Crisis Severity The severity score from 1 to 5 is based on 31 indicators aggregated into 3 pillars (impact, conditions, and complexity)2.80 Very lowVery high 5
Impact This measures the impact of the crisis itself, in terms of the scope of its geographical, and human effects.1.90 Very lowVery high 5
Humanitarian Conditions This measures the conditions and status of the people affected, including info about the distribution of severity.2.70 Very lowVery high 5
Complexity This measures the complexity of the crisis, in terms of factors that affect its mitigation or resolution.3.70 Very lowVery high 5
Access Constraints This measures the level of humanitarian access constraints.5.0No constraintsExtreme constraints
The Eastern Migration Route: from Ethiopia to Saudi Arabia
Despite the conflict and dire humanitarian situation, Yemen remains the largest mixed migration route for migrants heading to Gulf countries from East Africa. An estimated 500,000 migrants arrived in Yemen between 2016–2019. In 2019 alone, over 138,000 migrants crossed the Gulf of Aden to Yemen. Arrivals started to decrease sharply in April 2020, when the first case of COVID-19 was reported in Yemen and mobility restrictions were imposed. Between April 2020 and April 2021, only 15,500 migrants arrived in Yemen. Arrivals have started to increase again since June 2021, although they remain below pre-COVID-19 levels.? Most migrants and refugees in Yemen come from Ethiopia (over 90%) and Somalia, with the vast majority being adult males and a smaller percentage of children. Women make up 18% of the total.? IOM estimates that approximately 30,000 migrants are currently stranded in Yemen and in urgent need of humanitarian assistance.?
Migrants and refugees in Yemen are vulnerable during every phase of their journey. In addition to the direct risks associated with the armed conflict, they often face language and cultural barriers to accessing humanitarian services. They generally lack social safety nets and frequently face discrimination from the host population in relation to access to already scarce resources, including food, housing, healthcare, and employment. Migrants have serious protection needs and are at risk of exploitation and abuse. Discrimination, detention, kidnapping, torture, rape, and forced recruitment are extremely common. Authorities often detain migrants and refugees regardless of their status. They are held in makeshift detention centres with little to no services, including poor sanitation, resulting in dangerous health conditions.?
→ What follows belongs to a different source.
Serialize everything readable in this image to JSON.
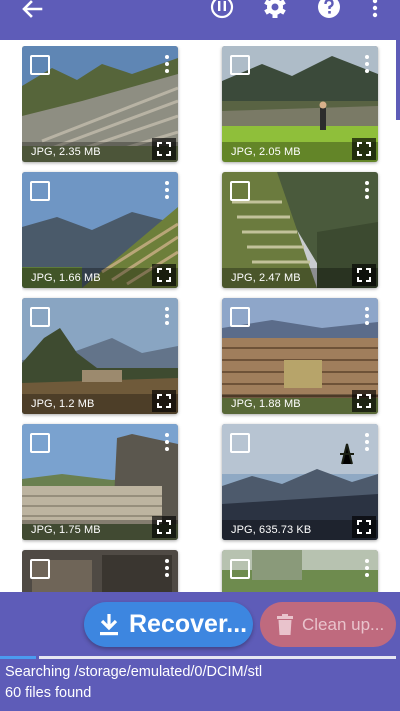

No significant recent humanitarian developments. This crisis is being monitored by our analysis team.
Yemen faced Extreme humanitarian access constraints in the past six months, scoring 5/5 in ACAPS Humanitarian Access Index. The humanitarian access situation has been deteriorating compared to the last reporting period (July-December 2021). The change was mainly due to the filling of some information gaps regarding violence against humanitarians. In the last six months violent incidents against humanitarians were recorded, contributing to a higher access score.
For more information you can consult our latest Global Humanitarian Access Overview – July 2022.
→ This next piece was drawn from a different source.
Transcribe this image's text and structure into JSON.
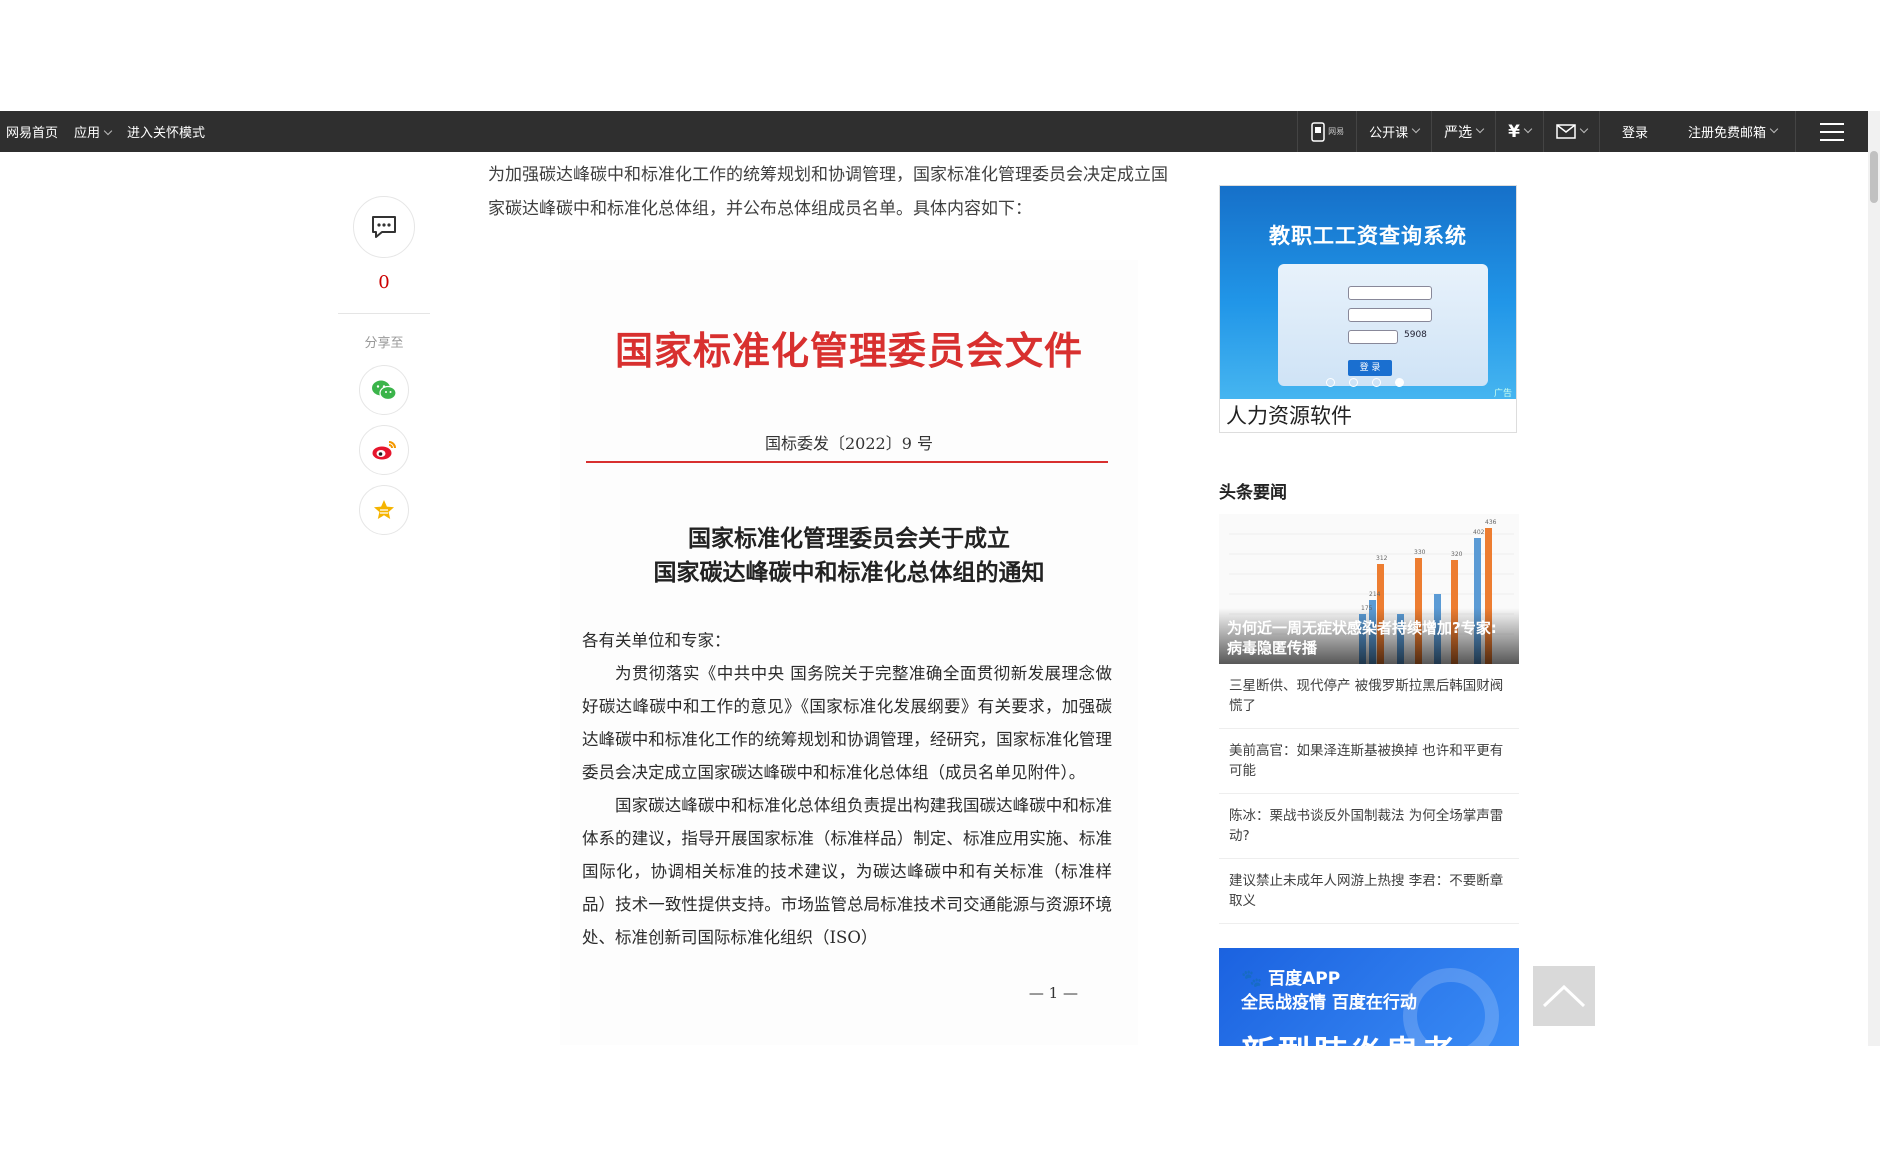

Information Gaps and Needs
There is a lack of data on the migrant situation in Yemen. Little is known about the exact number of migrants, their location, or their needs due to access constraints.
Protection: migrants and refugees in Yemen continue to experience severe human rights violations, including detention, forced deportation to frontlines and torture. At the same time trafficking remains a serious protection risk. An increasing number of refugees and migrants report incidents of abuse and trafficking on their journey to Yemen and on arrival. Increasing numbers of unaccompanied minors are reaching Yemen. They are often vulnerable to abuse, child labour and prostitution. ?
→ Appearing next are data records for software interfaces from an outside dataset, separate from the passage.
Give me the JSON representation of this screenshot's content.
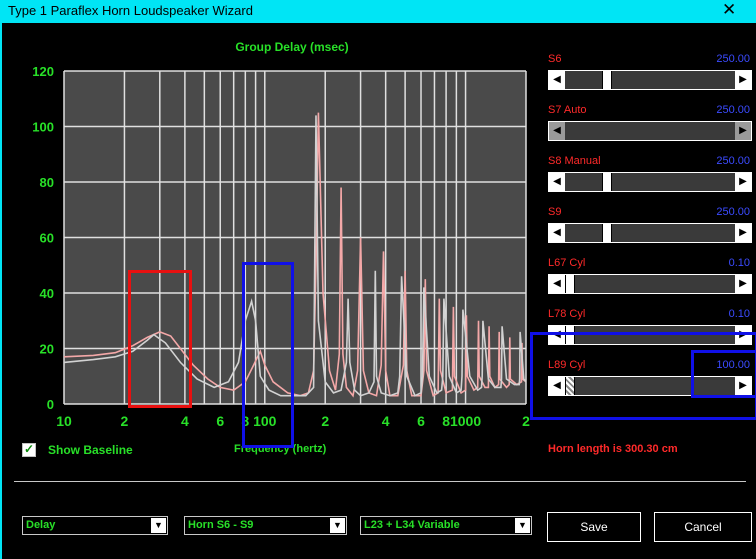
{
  "window": {
    "title": "Type 1 Paraflex Horn Loudspeaker Wizard",
    "close_glyph": "✕"
  },
  "chart_data": {
    "type": "line",
    "title": "Group Delay (msec)",
    "xlabel": "Frequency (hertz)",
    "ylabel": "",
    "x_scale": "log",
    "xlim": [
      10,
      2000
    ],
    "ylim": [
      0,
      120
    ],
    "x_ticks": [
      {
        "v": 10,
        "label": "10"
      },
      {
        "v": 20,
        "label": "2"
      },
      {
        "v": 40,
        "label": "4"
      },
      {
        "v": 60,
        "label": "6"
      },
      {
        "v": 80,
        "label": "8"
      },
      {
        "v": 100,
        "label": "100"
      },
      {
        "v": 200,
        "label": "2"
      },
      {
        "v": 400,
        "label": "4"
      },
      {
        "v": 600,
        "label": "6"
      },
      {
        "v": 800,
        "label": "8"
      },
      {
        "v": 1000,
        "label": "1000"
      },
      {
        "v": 2000,
        "label": "2"
      }
    ],
    "y_ticks": [
      0,
      20,
      40,
      60,
      80,
      100,
      120
    ],
    "grid": true,
    "legend": "none",
    "series": [
      {
        "color": "#f4a8a8",
        "x": [
          10,
          14,
          18,
          22,
          26,
          30,
          34,
          38,
          44,
          52,
          60,
          70,
          80,
          88,
          95,
          100,
          110,
          130,
          150,
          165,
          175,
          180,
          185,
          195,
          210,
          225,
          235,
          240,
          245,
          255,
          275,
          290,
          300,
          310,
          330,
          360,
          380,
          390,
          400,
          420,
          460,
          490,
          500,
          510,
          540,
          600,
          620,
          630,
          640,
          690,
          730,
          740,
          750,
          800,
          860,
          870,
          880,
          950,
          1000,
          1010,
          1020,
          1100,
          1150,
          1160,
          1170,
          1250,
          1300,
          1310,
          1320,
          1400,
          1460,
          1470,
          1480,
          1600,
          1650,
          1660,
          1670,
          1800,
          1900,
          1910,
          1920,
          2000
        ],
        "y": [
          17,
          17.5,
          18.5,
          21,
          24,
          26,
          24.5,
          20,
          14,
          9,
          6,
          5,
          8,
          14,
          19,
          14,
          8,
          4,
          3,
          4,
          12,
          50,
          105,
          40,
          12,
          5,
          18,
          78,
          18,
          6,
          3,
          12,
          60,
          12,
          4,
          3,
          14,
          55,
          12,
          3,
          3,
          14,
          48,
          12,
          3,
          3,
          12,
          45,
          12,
          3,
          4,
          38,
          12,
          4,
          5,
          35,
          10,
          4,
          5,
          32,
          10,
          5,
          6,
          30,
          10,
          6,
          6,
          28,
          10,
          6,
          7,
          26,
          9,
          6,
          7,
          24,
          9,
          7,
          8,
          22,
          9,
          8
        ]
      },
      {
        "color": "#d2d2d2",
        "x": [
          10,
          14,
          18,
          22,
          26,
          28,
          32,
          38,
          46,
          56,
          66,
          74,
          80,
          86,
          90,
          95,
          105,
          120,
          140,
          160,
          175,
          180,
          185,
          200,
          220,
          240,
          255,
          260,
          265,
          280,
          300,
          330,
          350,
          355,
          360,
          380,
          420,
          460,
          470,
          480,
          510,
          560,
          600,
          610,
          620,
          660,
          720,
          760,
          770,
          780,
          830,
          900,
          950,
          960,
          970,
          1050,
          1150,
          1200,
          1210,
          1220,
          1300,
          1400,
          1500,
          1510,
          1520,
          1600,
          1750,
          1850,
          1860,
          1870,
          1950,
          2000
        ],
        "y": [
          15,
          16,
          17,
          19,
          23,
          25,
          22,
          15,
          9,
          6,
          8,
          15,
          30,
          37,
          30,
          10,
          5,
          3,
          3,
          3,
          6,
          104,
          30,
          8,
          4,
          5,
          15,
          38,
          15,
          5,
          3,
          4,
          8,
          48,
          10,
          4,
          3,
          4,
          10,
          46,
          10,
          3,
          4,
          10,
          42,
          10,
          4,
          5,
          10,
          38,
          10,
          4,
          5,
          10,
          34,
          10,
          5,
          6,
          10,
          30,
          9,
          6,
          6,
          9,
          28,
          9,
          7,
          7,
          9,
          26,
          9,
          8
        ]
      }
    ]
  },
  "sliders": [
    {
      "label": "S6",
      "value": "250.00",
      "thumb": 0.23,
      "grey": false
    },
    {
      "label": "S7  Auto",
      "value": "250.00",
      "thumb": 0.23,
      "grey": true
    },
    {
      "label": "S8  Manual",
      "value": "250.00",
      "thumb": 0.23,
      "grey": false
    },
    {
      "label": "S9",
      "value": "250.00",
      "thumb": 0.23,
      "grey": false
    },
    {
      "label": "L67  Cyl",
      "value": "0.10",
      "thumb": 0.0,
      "grey": false
    },
    {
      "label": "L78  Cyl",
      "value": "0.10",
      "thumb": 0.0,
      "grey": false
    },
    {
      "label": "L89  Cyl",
      "value": "100.00",
      "thumb": 0.0,
      "grey": false
    }
  ],
  "show_baseline": {
    "label": "Show Baseline",
    "check": "✓"
  },
  "horn_length": "Horn length is 300.30 cm",
  "combos": [
    {
      "value": "Delay"
    },
    {
      "value": "Horn S6 - S9"
    },
    {
      "value": "L23 + L34 Variable"
    }
  ],
  "arrow_down": "▼",
  "arrow_left": "◀",
  "arrow_right": "▶",
  "buttons": {
    "save": "Save",
    "cancel": "Cancel"
  },
  "colors": {
    "title_bar": "#00e5f5",
    "plot_bg": "#4a4a4a",
    "axis_green": "#28e028",
    "label_red": "#ff2a2a",
    "value_blue": "#3b4bff",
    "annotation_blue": "#1010e8",
    "annotation_red": "#e81010"
  }
}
Food insecurity: malnutrition is common among migrants and refugees in Yemen. They are in need of food assistance and nutrition interventions, and are more likely to face challenges accessing markets.
Health: Increased stigmatisation of migrants as carriers of COVID-19 limits their access to health services.
Education: estimations suggest that more than 80% of male refugee children and more than 70% female refugee children who do not go to school, either doing nothing or engaging in begging. ?